This blog post is a heads-ups to Safari extension users, Safari extension developers, and hopefully the Safari extensions engineering team at Apple about a bad bug in Safari with extensions and context menus. The bug is that if you have a Safari extension enabled, and the Safari extension has a context menu item (as many extensions do), then opening a context menu on a link can sometimes cause the link to open, as if you had just clicked the link instead of control-clicking. This bug was introduced recently; my suspicion is that started with the software releases on March 24, which included Safari 13.1 for Mac. I have filed a report (FB7666007) in Apple's official bug reporting system. The following are steps to reproduce on the latest versions of Catalina and Mojave with Safari 13.1 installed. (The bug also occurs with Safari Technology Preview 104.)

  1. Install and enable one Safari extension with a context menu item. (An example is my own StopTheMadness, of course, but almost any extension will do.)
  2. In Safari, open (This is just an example. The bug occurs with any web page and any link.
  3. Launch Activity Monitor app in /Applications/Utilities.
  4. Cover the Safari window completely with the Activity Monitor window, resizing if necessary.
  5. In Activity Monitor, search for the name of the extension, e.g., "StopTheMadness". (Safari app extensions run in their own sandboxed processes.)
  6. Wait until the extension process quits. (This tends to happen soon when Safari is inactive, which is why we covered the Safari window with Activity Monitor.)
  7. Switch back to Safari.
  8. Open a context menu on the "Mac" link at the top of the page.
  9. Press escape to dismiss the context menu.
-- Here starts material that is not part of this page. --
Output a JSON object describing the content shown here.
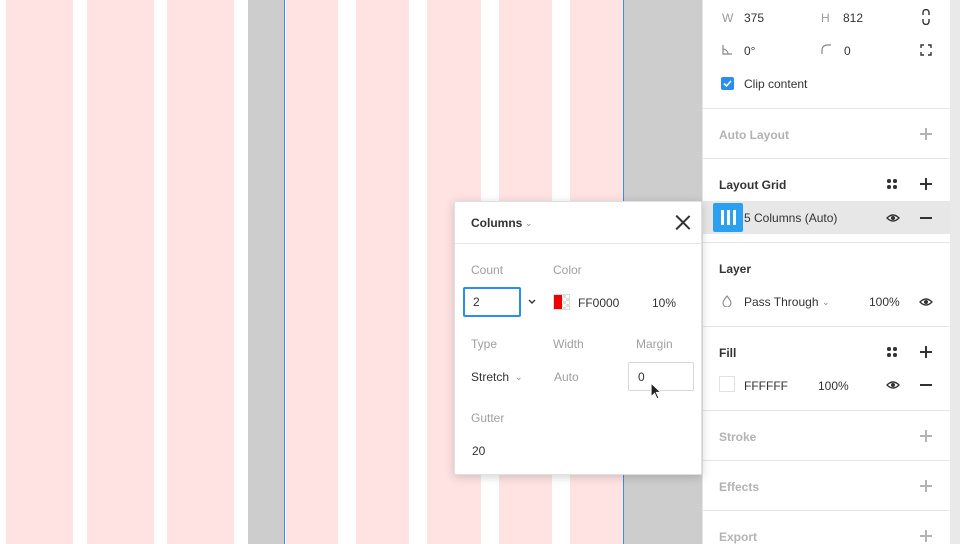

Sometimes the page navigation starts to occur even before you press escape to dismiss the context menu. The link is followed as if you had clicked it. And indeed you did click it! Normally, when you open a context menu, it produces a contextmenu event in JavaScript but not a click event. However, when the Safari bug occurs, it produces both a contextmenu event and a click event, the latter causing the link to be followed.

The bug has nothing to do with Activity Monitor specifically; we just use Activity Monitor to make sure that Safari has been inactive long enough for the extension process to quit. On Catalina the bug also occurs right after launching Safari, without having to follow the other steps. On Mojave it doesn't for some reason, but the above steps work on both Catalina and Mojave. I haven't tested with Safari 13.1 on High Sierra, but the bug does not occur with an older version on Safari on High Sierra.
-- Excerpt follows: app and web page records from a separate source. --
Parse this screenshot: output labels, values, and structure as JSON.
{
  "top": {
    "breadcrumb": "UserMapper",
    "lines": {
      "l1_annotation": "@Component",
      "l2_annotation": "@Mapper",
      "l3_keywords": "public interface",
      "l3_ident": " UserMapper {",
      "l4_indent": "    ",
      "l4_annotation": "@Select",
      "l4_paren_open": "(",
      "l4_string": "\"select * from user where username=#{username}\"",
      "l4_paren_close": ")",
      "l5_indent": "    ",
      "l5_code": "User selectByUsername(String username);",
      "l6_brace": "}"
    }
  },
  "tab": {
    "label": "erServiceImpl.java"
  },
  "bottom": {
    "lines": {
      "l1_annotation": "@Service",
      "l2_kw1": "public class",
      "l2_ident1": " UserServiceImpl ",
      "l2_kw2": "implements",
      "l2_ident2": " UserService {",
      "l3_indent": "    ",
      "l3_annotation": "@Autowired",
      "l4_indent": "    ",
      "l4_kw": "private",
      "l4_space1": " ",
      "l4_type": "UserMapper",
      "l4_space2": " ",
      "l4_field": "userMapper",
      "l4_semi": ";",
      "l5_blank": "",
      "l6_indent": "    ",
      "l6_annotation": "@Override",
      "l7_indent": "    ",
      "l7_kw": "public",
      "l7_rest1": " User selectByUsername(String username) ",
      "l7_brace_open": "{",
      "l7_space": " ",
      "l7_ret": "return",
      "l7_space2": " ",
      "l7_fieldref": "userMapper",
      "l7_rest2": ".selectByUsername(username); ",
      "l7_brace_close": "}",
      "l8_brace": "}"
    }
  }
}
There's nothing unique about StopTheMadness that triggers the bug. I've reproduced it without StopTheMadness enabled, using a barebones sample extension that has a context menu item and nothing else. I included the sample project with my report to Apple.

@interface SafariExtensionHandler : SFSafariExtensionHandler
@implementation SafariExtensionHandler
-(void)contextMenuItemSelectedWithCommand:(NSString*)command inPage:(SFSafariPage*)page userInfo:(NSDictionary<NSString*,id>*)userInfo {
	NSLog(@"ContextualMenuTest contextMenuItemSelected");
-(void)validateContextMenuItemWithCommand:(NSString*)command inPage:(SFSafariPage*)page userInfo:(NSDictionary<NSString*,id>*)userInfo validationHandler:(void(^)(BOOL shouldHide,NSString* text))validationHandler {
	NSLog(@"ContextualMenuTest validateContextMenuItem");
	validationHandler(NO, nil);
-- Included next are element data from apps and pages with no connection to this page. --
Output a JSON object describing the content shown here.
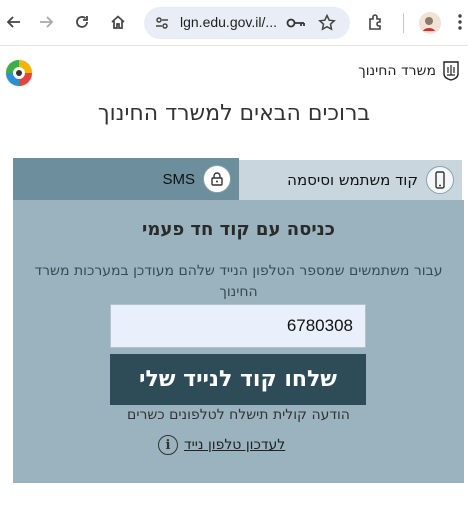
{
  "browser": {
    "url": "lgn.edu.gov.il/..."
  },
  "header": {
    "ministry_name": "משרד החינוך"
  },
  "welcome_title": "ברוכים הבאים למשרד החינוך",
  "tabs": {
    "user_password": "קוד משתמש וסיסמה",
    "sms": "SMS"
  },
  "login": {
    "title": "כניסה עם קוד חד פעמי",
    "description": "עבור משתמשים שמספר הטלפון הנייד שלהם מעודכן במערכות משרד החינוך",
    "phone_value": "6780308",
    "send_button": "שלחו קוד לנייד שלי",
    "voice_note": "הודעה קולית תישלח לטלפונים כשרים",
    "update_phone_link": "לעדכון טלפון נייד",
    "info_glyph": "i"
  },
  "colors": {
    "card_bg": "#9ab3bf",
    "active_tab": "#6d8e9d",
    "inactive_tab": "#c9d6dd",
    "button_bg": "#2e4c58"
  }
}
I hope you can see that this is a very bad bug. The user isn't expecting the link itself to open, just the context menu on the link. Unfortunately, this is not the only bad bug out there involving Safari extensions: the Catalina bug that prevents users from enabling Safari extensions, which I blogged about before, still hasn't be fixed. I'm still getting support requests for that. It's not a great time right now for Safari extension users and developers.

Jeff Johnson (My apps, PayPal.Me)